The U.S. Food and Drug Administration today finalized a new food safety rule under the landmark, bipartisan FDA Food Safety Modernization Act (FSMA) that will help to prevent wide-scale public health harm by requiring companies in the United States and abroad to take steps to prevent intentional adulteration of the food supply. While such acts are unlikely to occur, the new rule advances mitigation strategies to further protect the food supply.
Under the new rule, both domestic and foreign food facilities, for the first time, are required to complete and maintain a written food defense plan that assesses their potential vulnerabilities to deliberate contamination where the intent is to cause wide-scale public health harm. Facilities now have to identify and implement mitigation strategies to address these vulnerabilities, establish food defense monitoring procedures and corrective actions, verify that the system is working, ensure that personnel assigned to these areas receive appropriate training and maintain certain records.

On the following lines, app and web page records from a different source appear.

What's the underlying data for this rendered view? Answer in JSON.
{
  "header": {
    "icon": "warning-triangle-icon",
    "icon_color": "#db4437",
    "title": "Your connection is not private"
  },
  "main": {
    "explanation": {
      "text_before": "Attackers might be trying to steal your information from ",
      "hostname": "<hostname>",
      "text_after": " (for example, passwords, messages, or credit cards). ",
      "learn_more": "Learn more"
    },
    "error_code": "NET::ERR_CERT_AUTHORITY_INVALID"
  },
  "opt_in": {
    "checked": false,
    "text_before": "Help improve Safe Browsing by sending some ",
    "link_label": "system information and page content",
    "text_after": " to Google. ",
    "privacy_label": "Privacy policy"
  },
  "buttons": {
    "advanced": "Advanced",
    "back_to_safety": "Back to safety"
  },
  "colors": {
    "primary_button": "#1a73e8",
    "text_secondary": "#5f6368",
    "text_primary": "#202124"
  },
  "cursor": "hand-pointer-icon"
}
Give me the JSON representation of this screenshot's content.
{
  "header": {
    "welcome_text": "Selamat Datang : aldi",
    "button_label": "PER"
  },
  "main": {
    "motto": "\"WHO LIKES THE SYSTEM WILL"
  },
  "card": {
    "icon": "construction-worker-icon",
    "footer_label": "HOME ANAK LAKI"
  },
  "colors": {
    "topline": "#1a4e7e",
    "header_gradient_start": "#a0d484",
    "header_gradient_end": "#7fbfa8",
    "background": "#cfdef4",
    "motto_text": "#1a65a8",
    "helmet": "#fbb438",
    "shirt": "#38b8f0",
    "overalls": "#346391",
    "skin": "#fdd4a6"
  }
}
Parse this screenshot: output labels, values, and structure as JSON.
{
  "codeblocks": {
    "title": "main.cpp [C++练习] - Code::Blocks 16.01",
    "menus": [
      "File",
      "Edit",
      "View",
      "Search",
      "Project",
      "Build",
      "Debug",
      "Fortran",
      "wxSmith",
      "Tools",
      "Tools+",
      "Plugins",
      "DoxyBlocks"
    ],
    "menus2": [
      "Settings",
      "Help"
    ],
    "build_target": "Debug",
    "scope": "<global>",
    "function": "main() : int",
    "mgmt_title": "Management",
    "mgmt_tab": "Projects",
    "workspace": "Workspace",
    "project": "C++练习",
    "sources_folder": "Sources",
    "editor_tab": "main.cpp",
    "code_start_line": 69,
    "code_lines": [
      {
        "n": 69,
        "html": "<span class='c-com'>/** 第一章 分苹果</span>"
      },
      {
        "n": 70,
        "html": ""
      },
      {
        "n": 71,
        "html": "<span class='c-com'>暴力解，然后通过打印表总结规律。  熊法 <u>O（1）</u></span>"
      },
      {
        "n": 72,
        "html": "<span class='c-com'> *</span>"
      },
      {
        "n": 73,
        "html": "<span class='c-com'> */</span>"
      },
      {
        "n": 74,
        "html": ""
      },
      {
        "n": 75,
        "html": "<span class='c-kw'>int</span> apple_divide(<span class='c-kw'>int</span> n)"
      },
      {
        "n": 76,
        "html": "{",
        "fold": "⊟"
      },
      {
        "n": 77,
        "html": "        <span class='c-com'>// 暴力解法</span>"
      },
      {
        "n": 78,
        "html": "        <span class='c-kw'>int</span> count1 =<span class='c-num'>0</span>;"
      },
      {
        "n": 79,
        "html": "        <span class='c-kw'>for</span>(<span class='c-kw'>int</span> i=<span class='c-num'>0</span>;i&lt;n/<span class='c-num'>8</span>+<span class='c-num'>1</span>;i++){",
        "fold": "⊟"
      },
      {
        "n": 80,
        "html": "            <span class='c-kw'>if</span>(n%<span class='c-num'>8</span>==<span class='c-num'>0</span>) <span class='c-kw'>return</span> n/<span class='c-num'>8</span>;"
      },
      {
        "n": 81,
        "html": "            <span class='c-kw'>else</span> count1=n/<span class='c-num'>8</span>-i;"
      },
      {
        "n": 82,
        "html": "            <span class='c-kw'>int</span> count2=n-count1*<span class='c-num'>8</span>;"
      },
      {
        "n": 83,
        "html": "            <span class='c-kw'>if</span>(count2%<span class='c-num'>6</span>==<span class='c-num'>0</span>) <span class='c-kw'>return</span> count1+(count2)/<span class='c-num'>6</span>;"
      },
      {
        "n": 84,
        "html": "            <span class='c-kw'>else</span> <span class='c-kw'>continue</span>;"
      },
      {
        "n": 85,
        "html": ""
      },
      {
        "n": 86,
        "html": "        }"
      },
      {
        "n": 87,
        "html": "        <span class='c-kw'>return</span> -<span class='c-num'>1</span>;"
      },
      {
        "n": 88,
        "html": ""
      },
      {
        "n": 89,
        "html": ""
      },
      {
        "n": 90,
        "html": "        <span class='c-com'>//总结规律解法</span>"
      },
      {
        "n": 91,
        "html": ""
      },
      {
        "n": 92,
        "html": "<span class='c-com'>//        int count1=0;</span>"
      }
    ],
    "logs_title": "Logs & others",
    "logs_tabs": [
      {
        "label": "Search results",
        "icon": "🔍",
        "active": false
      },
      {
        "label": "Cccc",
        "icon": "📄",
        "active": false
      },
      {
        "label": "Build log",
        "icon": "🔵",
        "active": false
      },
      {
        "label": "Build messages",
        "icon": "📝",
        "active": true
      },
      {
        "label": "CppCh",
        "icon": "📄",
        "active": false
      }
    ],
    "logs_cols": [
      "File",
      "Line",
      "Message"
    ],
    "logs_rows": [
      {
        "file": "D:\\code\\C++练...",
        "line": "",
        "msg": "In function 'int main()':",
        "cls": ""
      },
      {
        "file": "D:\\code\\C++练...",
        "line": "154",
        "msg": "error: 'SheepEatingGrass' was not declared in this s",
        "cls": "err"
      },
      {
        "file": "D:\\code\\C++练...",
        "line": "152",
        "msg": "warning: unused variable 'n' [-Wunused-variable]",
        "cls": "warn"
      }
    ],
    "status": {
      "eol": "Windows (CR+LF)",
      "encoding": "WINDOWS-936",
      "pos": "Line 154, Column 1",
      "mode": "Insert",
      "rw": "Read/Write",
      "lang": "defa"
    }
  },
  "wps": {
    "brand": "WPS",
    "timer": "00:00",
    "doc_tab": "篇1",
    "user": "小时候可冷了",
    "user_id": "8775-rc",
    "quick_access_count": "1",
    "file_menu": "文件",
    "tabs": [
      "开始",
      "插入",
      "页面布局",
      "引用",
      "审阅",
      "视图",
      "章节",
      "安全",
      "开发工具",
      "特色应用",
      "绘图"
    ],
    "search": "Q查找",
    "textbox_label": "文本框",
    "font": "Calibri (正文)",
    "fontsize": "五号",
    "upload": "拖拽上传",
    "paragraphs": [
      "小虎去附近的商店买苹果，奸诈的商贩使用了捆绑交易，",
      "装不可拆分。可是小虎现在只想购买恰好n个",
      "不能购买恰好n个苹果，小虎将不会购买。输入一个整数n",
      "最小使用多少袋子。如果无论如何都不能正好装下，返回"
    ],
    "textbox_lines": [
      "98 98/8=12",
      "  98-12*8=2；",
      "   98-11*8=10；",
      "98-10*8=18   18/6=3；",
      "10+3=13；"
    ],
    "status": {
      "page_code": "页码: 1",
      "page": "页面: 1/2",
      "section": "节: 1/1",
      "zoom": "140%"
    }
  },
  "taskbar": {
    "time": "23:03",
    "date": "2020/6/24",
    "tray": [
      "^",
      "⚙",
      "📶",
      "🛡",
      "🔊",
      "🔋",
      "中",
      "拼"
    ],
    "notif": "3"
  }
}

“Today’s final rule on intentional adulteration will further strengthen the safety of an increasingly global and complex food supply,” said Stephen Ostroff, M.D., incoming deputy commissioner for foods and veterinary medicine, FDA. “The rule will work in concert with other components of FSMA by preventing food safety problems before they occur.”
The rule was proposed in December 2013 and takes into consideration more than 200 comments submitted by the food industry, government regulatory partners, consumer advocates and others.
The FDA is committed to working with both industry and its state, local and tribal partners to ensure effective implementation of this new rule. Implementation of the Intentional Adulteration rule and all FSMA final rules will require partnership, education, and training. The FDA and others will provide industry with valuable tools to make compliance with the final rules easier, such as guidances, training courses and a technical assistance center.
Food manufacturers are required to comply with the new regulation within three to five years after publication of the final rule, depending on the size of the business.
The FDA has now finalized all seven major rules that implement the core of FSMA. The Intentional Adulteration final rule builds on the Preventive Controls rules for human food and animal food, the Produce Safety rule, Foreign Supplier Verification Program rule, Accreditation of Third-Party Certification rule and the rule on Sanitary Transportation of Human and Animal Food. These seven rules will work together to systemically strengthen the food safety system and better protect public health.
The FDA, an agency within the U.S. Department of Health and Human Services, protects the public health by assuring the safety, effectiveness, security of human and veterinary drugs, vaccines and other biological products for human use, and medical devices. The agency is also responsible for the safety and security of our nation’s food supply, cosmetics, dietary supplements, products that give off electronic radiation, and for regulating tobacco products.